18 with the caveat that since Mr. Hannis was allowed to comment on what he

19 believed he saw in the picture, I submit that P2630 shows the trench at

20 the left corner of the picture that Mr. Hannis couldn't see.

21 JUDGE BONOMY: Thank you.

22 Can we see 2630 again, please. The question may have little

23 value, Mr. Ivetic. It's perhaps something that you ought to have asked a

24 question about if you wanted to get some indication from the witness.

25 MR. IVETIC: Well, I think my comment is just as baseless in terms

Page 23101

1 of evidence as Mr. Hannis's comment of what he sees or does not see in

2 pictures. That was my point. I did not intend to lead evidence. I think

3 the witness was rather clear in his testimony, and that's the evidence.

4 [Trial Chamber confers]

5 JUDGE BONOMY: I had one other question which I think since we

6 just have a minute or so, I might ask you. You told us a number of times

7 about being instructed to strictly abide by the Geneva Conventions and

8 other laws of war. What did that actually mean to you?

9 A. It meant that we should adhere strictly to the principle and the

10 standpoints the commander or the squad leader told us to, which meant

11 taking care of prisoners of war and the civilian population and so on.

12 JUDGE BONOMY: Anything arise from that for you, Mr. Ivetic?

13 MR. IVETIC: No, Your Honour.

14 JUDGE BONOMY: All right. Thank you.

15 Mr. Milenkovic, that completes your evidence. Thank you for

16 coming to the Tribunal to assist us. You can now leave the courtroom.

17 THE WITNESS: [Interpretation] Thank you, Your Honours.

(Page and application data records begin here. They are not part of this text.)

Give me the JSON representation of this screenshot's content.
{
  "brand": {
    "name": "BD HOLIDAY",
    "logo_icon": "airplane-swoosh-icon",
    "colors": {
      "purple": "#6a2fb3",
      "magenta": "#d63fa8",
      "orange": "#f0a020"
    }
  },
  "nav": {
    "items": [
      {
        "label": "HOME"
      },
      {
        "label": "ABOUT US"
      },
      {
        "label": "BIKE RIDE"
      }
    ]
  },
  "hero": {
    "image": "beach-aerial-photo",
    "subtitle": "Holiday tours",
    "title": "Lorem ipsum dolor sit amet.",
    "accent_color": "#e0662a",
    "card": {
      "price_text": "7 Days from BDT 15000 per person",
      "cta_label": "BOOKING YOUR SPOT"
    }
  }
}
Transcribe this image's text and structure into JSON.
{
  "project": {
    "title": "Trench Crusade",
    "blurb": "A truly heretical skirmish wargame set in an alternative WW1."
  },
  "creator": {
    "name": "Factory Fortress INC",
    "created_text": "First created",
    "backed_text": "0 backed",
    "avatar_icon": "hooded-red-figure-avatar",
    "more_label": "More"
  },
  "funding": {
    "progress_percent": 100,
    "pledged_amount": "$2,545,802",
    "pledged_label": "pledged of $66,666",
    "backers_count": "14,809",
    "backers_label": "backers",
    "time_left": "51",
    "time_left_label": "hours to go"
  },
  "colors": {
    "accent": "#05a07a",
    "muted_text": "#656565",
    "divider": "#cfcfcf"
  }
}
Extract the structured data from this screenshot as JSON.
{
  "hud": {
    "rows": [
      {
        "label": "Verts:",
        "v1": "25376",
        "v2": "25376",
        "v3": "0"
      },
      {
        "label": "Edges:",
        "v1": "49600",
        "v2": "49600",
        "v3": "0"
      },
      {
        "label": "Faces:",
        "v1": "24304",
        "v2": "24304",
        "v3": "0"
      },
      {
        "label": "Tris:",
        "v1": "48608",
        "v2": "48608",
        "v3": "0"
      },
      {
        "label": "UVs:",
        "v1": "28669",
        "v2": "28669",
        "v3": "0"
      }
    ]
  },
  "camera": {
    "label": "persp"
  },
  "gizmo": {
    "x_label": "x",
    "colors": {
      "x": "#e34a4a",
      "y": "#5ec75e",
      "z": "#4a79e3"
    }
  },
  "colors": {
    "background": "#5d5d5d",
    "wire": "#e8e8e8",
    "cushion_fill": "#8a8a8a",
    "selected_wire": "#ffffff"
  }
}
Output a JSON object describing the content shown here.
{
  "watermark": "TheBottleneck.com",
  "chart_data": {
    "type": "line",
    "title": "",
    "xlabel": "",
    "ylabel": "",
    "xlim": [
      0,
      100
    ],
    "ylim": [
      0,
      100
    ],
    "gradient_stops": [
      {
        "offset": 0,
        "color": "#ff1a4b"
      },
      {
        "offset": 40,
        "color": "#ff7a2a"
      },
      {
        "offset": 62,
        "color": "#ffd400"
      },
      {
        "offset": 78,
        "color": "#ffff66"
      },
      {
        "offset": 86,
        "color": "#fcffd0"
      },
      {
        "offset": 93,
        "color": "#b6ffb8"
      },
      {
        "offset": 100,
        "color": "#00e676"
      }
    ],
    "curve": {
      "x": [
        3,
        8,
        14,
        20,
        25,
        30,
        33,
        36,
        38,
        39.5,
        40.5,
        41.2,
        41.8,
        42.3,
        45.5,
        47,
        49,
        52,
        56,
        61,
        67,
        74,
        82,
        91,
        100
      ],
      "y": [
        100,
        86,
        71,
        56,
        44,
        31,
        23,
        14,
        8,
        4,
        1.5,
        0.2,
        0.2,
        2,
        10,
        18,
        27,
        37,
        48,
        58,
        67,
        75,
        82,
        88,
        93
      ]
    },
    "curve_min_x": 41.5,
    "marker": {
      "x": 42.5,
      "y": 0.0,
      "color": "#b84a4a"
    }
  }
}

18 [The witness withdrew]

19 [Trial Chamber confers]

20 [The witness takes the stand]

21 JUDGE BONOMY: Don't get too comfortable, Mr. Vucurevic. It was

22 impossible to judge how long we would be with the previous witness. We've

23 exhausted the remainder of today's sitting time, so we have to conclude

24 our sitting at this stage, which means that as I indicated earlier you

25 will require to come back here on Monday, so that will be at 9.00 on

Page 23102

1 Monday morning in this courtroom.

2 The main reason, though, that we've brought you back into court is

3 to explain that there is an important rule that applies. Over the weekend

4 between now and coming back here, you must have no communication with

5 anyone at all about the evidence in this case, and that means any part of

6 the evidence of any witness or any material before the Court. You can

7 talk about whatever you like with whoever you like, as long as you have

8 absolutely no communication with anyone about the evidence.

9 Now could you please again leave the courtroom, you're free to

10 leave the building, and we'll see you again on Monday at 9.00.

11 THE WITNESS: [Interpretation] Very well, Your Honour.

12 [The witness stands down].

13 --- Whereupon the hearing adjourned at 3.35 p.m.,

14 to be reconvened on Monday, the 25th day of

15 February, 2008, at 9.00 a.m.